An Alsatian bit Marietjie when she was only nine years old. A good friend of Marietjie’s mother brought a plate of homemade meringues as a get-well-soon gift and that is exactly what Marietjie did: Betty-June’s meringues were that good. Her meringue recipe stood the test of time, and become a firm favorite with our own daughter and her friends here in New Zealand.
A firm favourite with kids and peanut butter lovers alike, these nutty biscuits make great lunchbox treats, but are at their best when served with milk or coffee.
This creamy lemon spread will add a soft citrus-zing to cakes, shortbread, scones, pancakes, meringue: the list goes on and on. It is especially good (well, good in a naughty way) when combined with whipped cream to fill tartlets.As with all classics, there are many ways to made lemon curd. This recipe is our favourite.
Although you can cook it in a microwave, a butternut is at its best when oven-baked for about two hours at 160°C: it will be colourful, soft, easy to peel and de-seed, and wonderfully flavoursome. And you can use it to make a lovely velvety butternut soup.

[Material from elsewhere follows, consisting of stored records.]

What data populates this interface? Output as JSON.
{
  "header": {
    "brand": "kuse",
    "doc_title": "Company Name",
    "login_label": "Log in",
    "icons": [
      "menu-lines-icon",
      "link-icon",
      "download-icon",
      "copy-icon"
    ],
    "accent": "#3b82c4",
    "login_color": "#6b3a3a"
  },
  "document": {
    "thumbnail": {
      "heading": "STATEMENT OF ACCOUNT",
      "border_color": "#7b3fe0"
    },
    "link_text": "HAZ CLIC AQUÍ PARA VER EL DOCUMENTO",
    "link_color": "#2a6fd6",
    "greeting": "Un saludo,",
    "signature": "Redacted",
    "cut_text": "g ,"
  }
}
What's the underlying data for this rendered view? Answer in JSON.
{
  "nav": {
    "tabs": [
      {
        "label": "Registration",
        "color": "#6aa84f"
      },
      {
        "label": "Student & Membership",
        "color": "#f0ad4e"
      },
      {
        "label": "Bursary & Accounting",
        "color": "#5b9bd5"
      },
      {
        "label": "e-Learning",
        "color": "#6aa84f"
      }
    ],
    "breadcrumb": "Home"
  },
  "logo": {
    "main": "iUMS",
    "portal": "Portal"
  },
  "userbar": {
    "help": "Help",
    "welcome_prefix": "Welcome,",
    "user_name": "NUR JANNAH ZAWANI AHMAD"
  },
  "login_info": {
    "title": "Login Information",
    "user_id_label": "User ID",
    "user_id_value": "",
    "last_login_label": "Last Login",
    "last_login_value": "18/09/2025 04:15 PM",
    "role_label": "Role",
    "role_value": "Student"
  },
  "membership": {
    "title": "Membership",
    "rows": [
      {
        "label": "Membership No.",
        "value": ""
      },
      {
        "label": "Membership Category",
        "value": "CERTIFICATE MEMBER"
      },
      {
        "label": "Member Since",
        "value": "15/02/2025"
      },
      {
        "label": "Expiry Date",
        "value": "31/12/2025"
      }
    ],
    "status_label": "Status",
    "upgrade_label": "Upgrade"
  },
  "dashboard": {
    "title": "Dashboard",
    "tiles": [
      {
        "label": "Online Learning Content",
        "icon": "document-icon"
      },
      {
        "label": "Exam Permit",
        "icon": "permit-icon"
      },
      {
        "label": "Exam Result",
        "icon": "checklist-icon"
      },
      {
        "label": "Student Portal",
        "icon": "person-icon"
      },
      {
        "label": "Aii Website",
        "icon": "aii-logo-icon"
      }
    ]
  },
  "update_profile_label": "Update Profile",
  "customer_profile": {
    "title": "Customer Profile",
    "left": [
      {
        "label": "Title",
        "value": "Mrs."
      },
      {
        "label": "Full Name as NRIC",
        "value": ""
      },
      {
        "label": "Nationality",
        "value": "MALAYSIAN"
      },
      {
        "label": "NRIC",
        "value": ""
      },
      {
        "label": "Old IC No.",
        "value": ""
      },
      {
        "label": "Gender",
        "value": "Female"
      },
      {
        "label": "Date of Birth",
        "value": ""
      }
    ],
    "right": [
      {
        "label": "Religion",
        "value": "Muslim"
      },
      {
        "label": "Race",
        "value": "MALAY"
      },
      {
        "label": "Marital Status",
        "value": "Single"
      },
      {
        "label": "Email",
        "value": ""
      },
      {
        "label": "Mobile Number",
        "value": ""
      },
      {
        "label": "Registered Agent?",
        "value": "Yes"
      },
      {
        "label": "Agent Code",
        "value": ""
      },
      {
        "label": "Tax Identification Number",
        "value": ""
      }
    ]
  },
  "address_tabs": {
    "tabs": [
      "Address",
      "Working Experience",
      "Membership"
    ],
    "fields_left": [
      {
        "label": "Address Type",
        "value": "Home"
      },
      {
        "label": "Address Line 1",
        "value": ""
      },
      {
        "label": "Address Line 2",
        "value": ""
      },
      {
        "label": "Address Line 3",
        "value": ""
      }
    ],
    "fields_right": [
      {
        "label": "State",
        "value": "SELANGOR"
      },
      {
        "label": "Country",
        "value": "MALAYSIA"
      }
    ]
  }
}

Lepelsteeltjies is another much loved South African combination of savoury and sweet: they are tiny biscuits made from cheddar cheese, with a wee bit of apricot jam in the centre.They are not easy to pass by: the only safe way to store them is behind lock and key. Luckily, lepelsteeltjies will get stale if you leave them too long, so you’ll have the perfect excuse to liberate them.
Every winter, our friend Hannie organises a mid-winter pumpkin feast to lighten the winter greyness – if only for one weekend – and her colourful, sweet pumpkin fritters are one of the star attractions.Recipes for pumpkin fritter sauce often use more sugar, but Hannie’s cinnamon caramel sauce is just right. In fact, it is delicious.
The French, without doubt, makes the best onion soup in the world: it is a perfect combination of smooth textures and flavours.While every region and bistro across France has its own version of this classic dish, very few non-French restaurants seem to be able to make a decent bowl of French onion soup.We cannot understand why, because it is a simple enough dish to prepare at home, as we do on cold and wet winter nights (that is, frequently).
Ginger tart is an old South African treat: it appeared in the South African “Kook en Geniet” (Cook and Enjoy) recipe book as far back as the 1950s.
Mixing sweet and savoury is typical South African: we grew up with combinations such as grated cheese and apricot jam, or cheese and golden syrup, on sandwiches or vetkoek. Although it was a little unusual at first, Jaco’s colleagues quickly became partial to these small marmite and cheese cakes, baked in muffin pans for morning tea.
A baked fruit salad pudding combines the comforting richness of a wintery oven-baked pudding with the fresh flavours of fruit salad (better known as fruit cocktail, or "vrugte-kelkie" in South Africa). It is the kind of dish that reminds you that spring is only a couple of month away!
A Springbokkie is a shooter made from Amarula Cream and peppermint liqueur. It is a very patriotic drink, not only because a Sprinkbokkie reflects the gold-and-green of South Africa’s national rugby team, but also because Amarula’s the world’s second best selling cream liqueur (Bailey's Irish Cream being the first).
Peppermint crisp shooters (peppermint crispies for short) are the liquor equivalent of the incredibly popular peppermint crisp tart. They are just as bad for you as the real tart, and just as irresistible.
If your charcoal fire is anything like ours, it’s always warm enough to braai (barbecue) just one last little something after the meat and wors (South African sausage) have been braaied to perfection. For us, that last little something has got to be braaibroodjies, because a braai is simply not perfect without these delicacies: crunchy brown on the outside, but soft and wonderfully flavoursome inside.